France May Deal Unity A Setback Not A Death SentenceJohn Templeman
It's 8 p.m. on Sept. 20. Across Europe, TV sets are tuned to a live feed from Paris. An excited anchor drops the bombshell: "It's non." French voters have killed the Maastricht Treaty for closer European Community monetary and political union.
It's a start signal for a wild ride on financial markets. Sunday or not, dealers in London and Tokyo are ready to trade as investors start a relentless drive into German marks. The frenzy batters the pound and lira. European bonds denominated in anything but marks plummet. France's Socialist government scrambles to hold on to power.
That unnerving picture is painted by Maastricht backers to warn against rejecting the pact. In fact, the vote is too close to call, pollsters say. But even a non in the long term isn't likely to derail Europe's long march toward economic unity. Progress would be slower, though, with negotiations on everything from public procurement to telecom deregulation. What Europe's messy political process may rule out is the Euro-architects' vision of a united House of Europe within seven years. That would be a political setback but not a tragedy.
Over the past seven years, the real engine of European change has turned out to be business, not Brussels' bureaucrats. To meet world competition, executives have pressured politicians for deregulation, open borders, unified taxes, and other goals of Europe 1992. Even if Maastricht fails, this economic payoff may eventually convince voters that pursuing a unified currency and closer political ties is feasible and desirable.
But for now, job losses and fears of meddling from Brussels in their daily lives have made voters wary. Many would shed no tears if other parts of the EC agenda, such as membership for East Europeans, were put on hold.
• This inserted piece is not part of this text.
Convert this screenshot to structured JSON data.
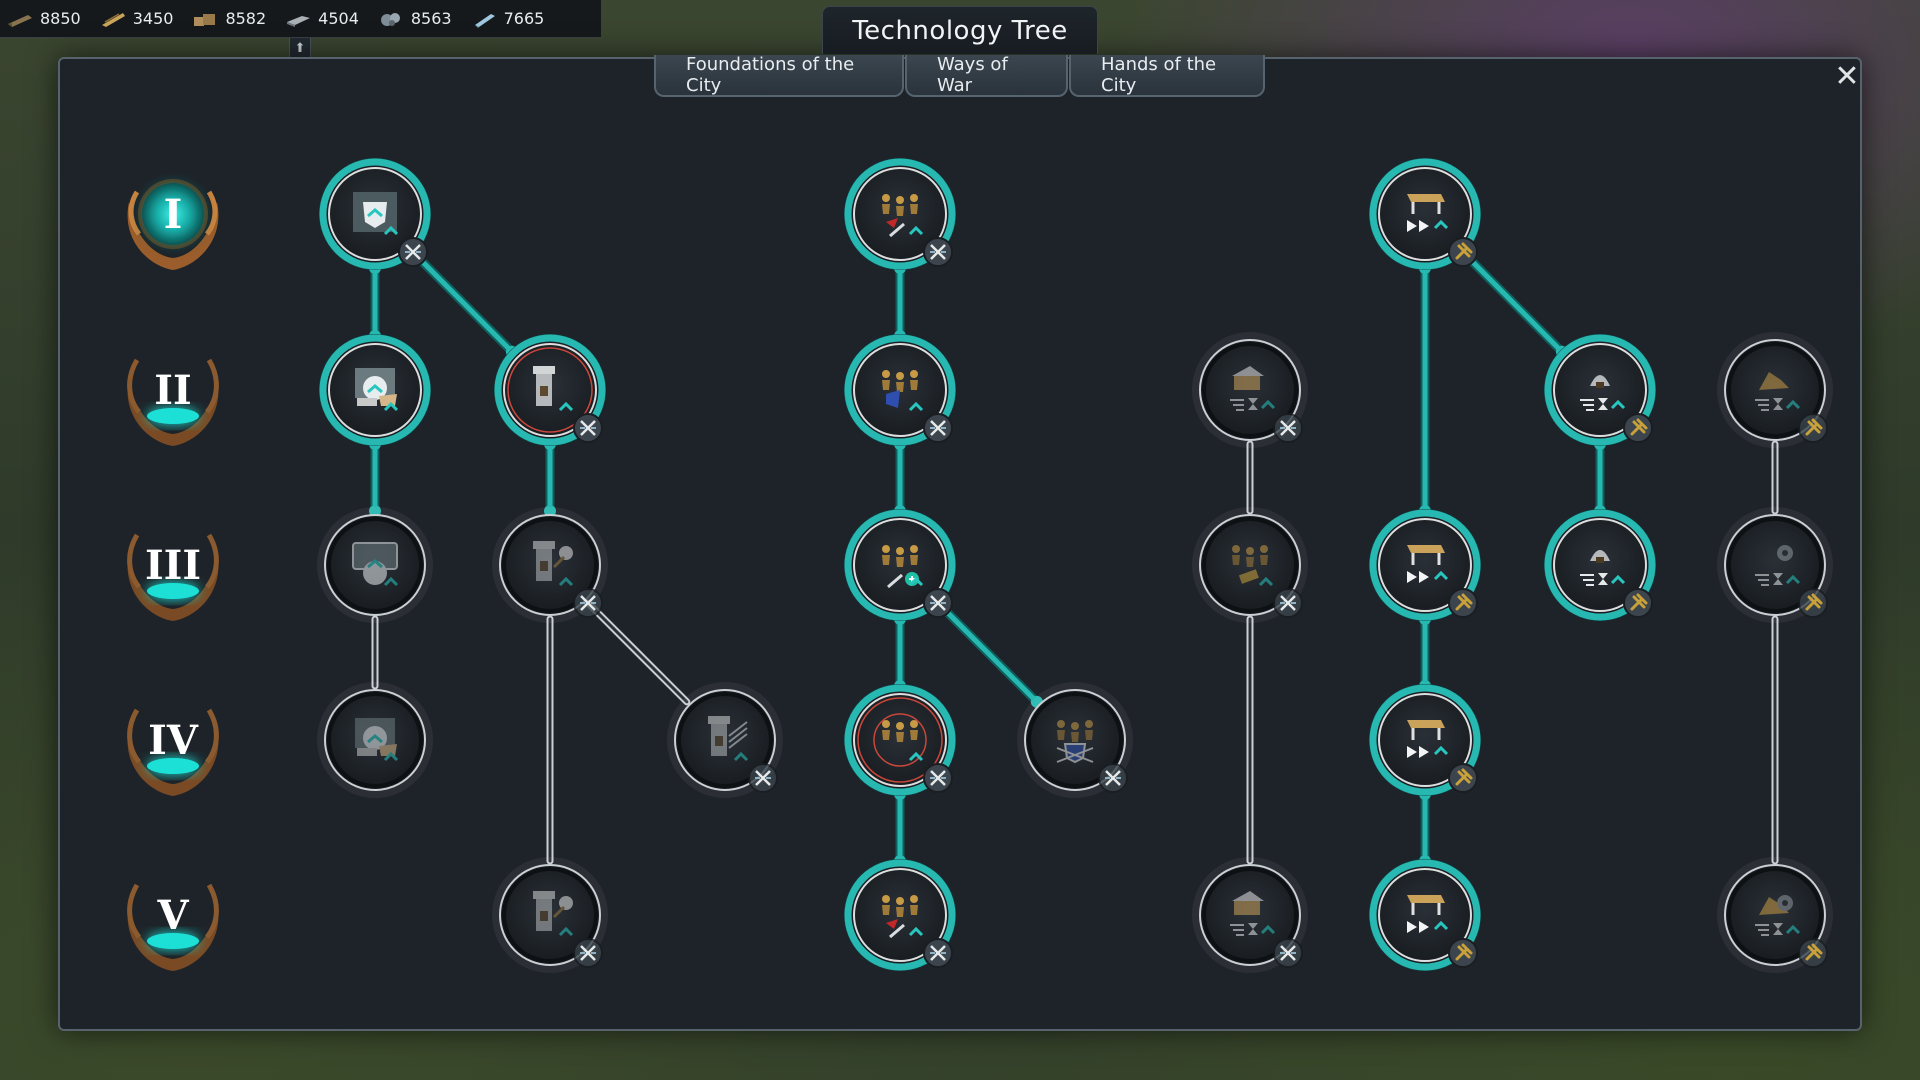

A French non could crank up Europe's flagging economies by triggering an exchange-rate realignment. To keep their currencies linked to the soaring mark, governments have been forced to push up interest rates. Rejection of Maastricht would give them a chance to escape "the monetary straitjacket imposed by the Bundesbank," says Felix Zulauf, president of Zulauf Asset Management in Zurich.
NO DEFENSE. To ease fears of German domination, however, Paris and Bonn would likely keep trying to create a joint defense force. But the Yugoslavia crisis shows how hard it is for Europeans to agree on foreign policy. That underscores the continuing importance of a U.S.-led NATO to Europe's defense.
Paradoxically, a narrow French oui vote could cause worse turmoil. "A limited 'yes' will just leave a lot of open questions," says Richard Reid, chief economist at Frankfurt brokers UBS Phillips & Drew. It would prolong the debate in Britain and Germany, which still have to O. K. the pact. Chancellor Helmut Kohl needs a strong French approval of Maastricht to persuade Germans to replace the mark with a Euro currency.
A French non would be a clear message that voters want to see how a borderless market works before submitting to a supranational state. Such a step-by-step approach should be more tolerable to Europeans on shop floors and in executive suites--and even to politicians in cabinet rooms.